----- SOURCE MATERIAL

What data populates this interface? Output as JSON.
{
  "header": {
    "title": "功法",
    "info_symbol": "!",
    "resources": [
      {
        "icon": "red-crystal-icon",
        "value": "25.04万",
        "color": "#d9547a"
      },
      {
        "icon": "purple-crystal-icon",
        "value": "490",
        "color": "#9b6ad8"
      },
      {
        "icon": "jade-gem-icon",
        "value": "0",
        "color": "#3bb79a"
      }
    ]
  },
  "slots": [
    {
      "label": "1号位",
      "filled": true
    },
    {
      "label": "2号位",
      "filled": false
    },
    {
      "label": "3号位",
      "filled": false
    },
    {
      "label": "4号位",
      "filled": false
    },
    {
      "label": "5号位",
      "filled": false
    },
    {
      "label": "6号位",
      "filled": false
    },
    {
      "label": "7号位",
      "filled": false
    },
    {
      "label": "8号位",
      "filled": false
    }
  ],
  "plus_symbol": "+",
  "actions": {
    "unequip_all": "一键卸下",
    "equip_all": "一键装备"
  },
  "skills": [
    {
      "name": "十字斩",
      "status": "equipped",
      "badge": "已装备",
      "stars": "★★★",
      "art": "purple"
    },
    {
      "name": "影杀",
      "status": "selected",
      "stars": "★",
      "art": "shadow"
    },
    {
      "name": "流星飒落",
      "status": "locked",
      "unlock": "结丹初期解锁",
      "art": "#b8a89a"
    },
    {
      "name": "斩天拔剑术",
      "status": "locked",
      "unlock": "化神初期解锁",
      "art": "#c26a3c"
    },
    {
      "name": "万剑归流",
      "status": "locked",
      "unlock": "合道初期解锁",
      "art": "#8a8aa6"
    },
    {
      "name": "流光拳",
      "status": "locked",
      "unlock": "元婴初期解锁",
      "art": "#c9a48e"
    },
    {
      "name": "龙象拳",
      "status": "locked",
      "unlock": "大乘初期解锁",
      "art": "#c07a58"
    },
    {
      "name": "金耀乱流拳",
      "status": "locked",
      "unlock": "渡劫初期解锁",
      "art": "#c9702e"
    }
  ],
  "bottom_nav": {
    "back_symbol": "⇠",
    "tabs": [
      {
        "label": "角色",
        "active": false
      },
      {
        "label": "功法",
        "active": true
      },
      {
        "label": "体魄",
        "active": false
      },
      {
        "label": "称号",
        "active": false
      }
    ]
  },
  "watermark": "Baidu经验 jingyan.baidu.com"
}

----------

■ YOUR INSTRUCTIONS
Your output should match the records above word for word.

■ ANSWER
What data populates this interface? Output as JSON.
{
  "header": {
    "title": "功法",
    "info_symbol": "!",
    "resources": [
      {
        "icon": "red-crystal-icon",
        "value": "25.04万",
        "color": "#d9547a"
      },
      {
        "icon": "purple-crystal-icon",
        "value": "490",
        "color": "#9b6ad8"
      },
      {
        "icon": "jade-gem-icon",
        "value": "0",
        "color": "#3bb79a"
      }
    ]
  },
  "slots": [
    {
      "label": "1号位",
      "filled": true
    },
    {
      "label": "2号位",
      "filled": false
    },
    {
      "label": "3号位",
      "filled": false
    },
    {
      "label": "4号位",
      "filled": false
    },
    {
      "label": "5号位",
      "filled": false
    },
    {
      "label": "6号位",
      "filled": false
    },
    {
      "label": "7号位",
      "filled": false
    },
    {
      "label": "8号位",
      "filled": false
    }
  ],
  "plus_symbol": "+",
  "actions": {
    "unequip_all": "一键卸下",
    "equip_all": "一键装备"
  },
  "skills": [
    {
      "name": "十字斩",
      "status": "equipped",
      "badge": "已装备",
      "stars": "★★★",
      "art": "purple"
    },
    {
      "name": "影杀",
      "status": "selected",
      "stars": "★",
      "art": "shadow"
    },
    {
      "name": "流星飒落",
      "status": "locked",
      "unlock": "结丹初期解锁",
      "art": "#b8a89a"
    },
    {
      "name": "斩天拔剑术",
      "status": "locked",
      "unlock": "化神初期解锁",
      "art": "#c26a3c"
    },
    {
      "name": "万剑归流",
      "status": "locked",
      "unlock": "合道初期解锁",
      "art": "#8a8aa6"
    },
    {
      "name": "流光拳",
      "status": "locked",
      "unlock": "元婴初期解锁",
      "art": "#c9a48e"
    },
    {
      "name": "龙象拳",
      "status": "locked",
      "unlock": "大乘初期解锁",
      "art": "#c07a58"
    },
    {
      "name": "金耀乱流拳",
      "status": "locked",
      "unlock": "渡劫初期解锁",
      "art": "#c9702e"
    }
  ],
  "bottom_nav": {
    "back_symbol": "⇠",
    "tabs": [
      {
        "label": "角色",
        "active": false
      },
      {
        "label": "功法",
        "active": true
      },
      {
        "label": "体魄",
        "active": false
      },
      {
        "label": "称号",
        "active": false
      }
    ]
  },
  "watermark": "Baidu经验 jingyan.baidu.com"
}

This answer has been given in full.